  • Reference Guide to Russian Literature *
  • Contents *
  • Editor's Note vii
  • Advisers xi
  • Contributors xi
  • Alphabetical List of Writers and Works xiii
  • Alphabetical List of Works xix
  • Chronological List of Writers xxiii
  • General Reading List xxvii
  • Chronology xxxv
  • Glossary xxxix
  • Introductory Essays *
  • Old Russian Literature 3
  • Pre-Revolutionary Russian Theatre 9
  • Russian Literature in the I8th Century 13
  • Aleksandr Pushkin: from Byron to Shakespeare 18
  • The Classic Russian Novel 25
  • The Superfluous Man in Russian Literature 29
  • Women's Writing in Russia 35
  • Russian Literary Theory: from the Formalists to Lotman 40
  • Post-Revolutionary Russian Theatre 45
  • Experiment and Emigration: Russian Literature, 1917-1953 49
  • Socialist Realism in Soviet Literature 55
  • Thaws, Freezes, and Wakes: Russian Literature, 1953-1991 59
  • Russian Literature in the Post-Soviet Period 64
  • Writers and Works *
  • A 73
  • B 127
  • C 213
  • D 237
  • E 271
  • F 297
  • G 311
  • H 379
  • I 389
  • K 413
  • L 485
  • M 521
  • N 559
  • O 585
  • P 611
  • R 685
  • S 707
  • T 789
  • U 859
  • V 861
  • Y 897
  • Z 899
  • Title Index 933
  • Notes on Advisers and Contributors 963


Text size Smaller Larger Reset View mode
Search within

Search within this book

Look up

Look up a word

  • Dictionary
  • Thesaurus
Please submit a word or phrase above.
Print this page

Print this page

Why can't I print more than one page at a time?

Full screen
/ 972

matching results for page

    Questia reader help

    How to highlight and cite specific passages

    1. Click or tap the first word you want to select.
    2. Click or tap the last word you want to select, and you’ll see everything in between get selected.
    3. You’ll then get a menu of options like creating a highlight or a citation from that passage of text.

    OK, got it!

    Cited passage

    Citations are available only to our active members.
    Buy instant access to cite pages or passages in MLA, APA and Chicago citation styles.

    "Portraying himself as an honest, ordinary person helped Lincoln identify with his audiences." (Einhorn, 1992, p. 25).

    "Portraying himself as an honest, ordinary person helped Lincoln identify with his audiences." (Einhorn 25)

    "Portraying himself as an honest, ordinary person helped Lincoln identify with his audiences."1

    1. Lois J. Einhorn, Abraham Lincoln, the Orator: Penetrating the Lincoln Legend (Westport, CT: Greenwood Press, 1992), 25,

    Cited passage

    Thanks for trying Questia!

    Please continue trying out our research tools, but please note, full functionality is available only to our active members.

    Your work will be lost once you leave this Web page.

    Buy instant access to save your work.

    Already a member?

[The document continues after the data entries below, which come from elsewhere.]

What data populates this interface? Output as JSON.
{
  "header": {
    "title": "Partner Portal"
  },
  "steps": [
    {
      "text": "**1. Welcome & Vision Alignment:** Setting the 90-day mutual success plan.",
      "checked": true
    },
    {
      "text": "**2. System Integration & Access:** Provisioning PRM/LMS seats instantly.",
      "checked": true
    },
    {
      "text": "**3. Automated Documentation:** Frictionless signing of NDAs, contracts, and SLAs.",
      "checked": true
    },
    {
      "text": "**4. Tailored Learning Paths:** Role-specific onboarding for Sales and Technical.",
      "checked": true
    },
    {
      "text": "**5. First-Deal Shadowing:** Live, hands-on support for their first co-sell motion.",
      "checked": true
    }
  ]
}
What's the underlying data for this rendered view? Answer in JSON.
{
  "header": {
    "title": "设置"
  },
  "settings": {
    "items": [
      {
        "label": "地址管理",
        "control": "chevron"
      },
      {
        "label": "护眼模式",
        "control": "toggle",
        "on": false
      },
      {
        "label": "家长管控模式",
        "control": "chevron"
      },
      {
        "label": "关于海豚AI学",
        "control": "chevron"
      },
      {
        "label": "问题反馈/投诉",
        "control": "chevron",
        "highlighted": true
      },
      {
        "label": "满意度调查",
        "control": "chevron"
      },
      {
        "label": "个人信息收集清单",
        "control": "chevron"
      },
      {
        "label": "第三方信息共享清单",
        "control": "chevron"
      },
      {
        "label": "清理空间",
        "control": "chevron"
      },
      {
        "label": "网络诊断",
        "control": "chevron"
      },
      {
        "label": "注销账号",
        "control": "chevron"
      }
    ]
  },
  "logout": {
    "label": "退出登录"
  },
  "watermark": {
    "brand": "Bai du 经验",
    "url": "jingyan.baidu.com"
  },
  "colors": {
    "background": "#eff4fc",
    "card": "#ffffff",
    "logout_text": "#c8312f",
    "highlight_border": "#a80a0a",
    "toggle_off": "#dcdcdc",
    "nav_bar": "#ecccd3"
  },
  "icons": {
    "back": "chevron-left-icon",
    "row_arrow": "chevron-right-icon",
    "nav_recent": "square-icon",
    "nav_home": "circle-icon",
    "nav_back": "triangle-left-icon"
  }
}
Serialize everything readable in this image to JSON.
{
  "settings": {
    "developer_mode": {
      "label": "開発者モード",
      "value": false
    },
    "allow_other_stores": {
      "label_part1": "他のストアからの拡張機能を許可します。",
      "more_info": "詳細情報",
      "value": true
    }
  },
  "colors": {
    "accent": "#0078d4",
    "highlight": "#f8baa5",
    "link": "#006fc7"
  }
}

Log in now.

    Author Advanced search


    An unknown error has occurred. Please click the button below to reload the page. If the problem persists, please try again in a little while.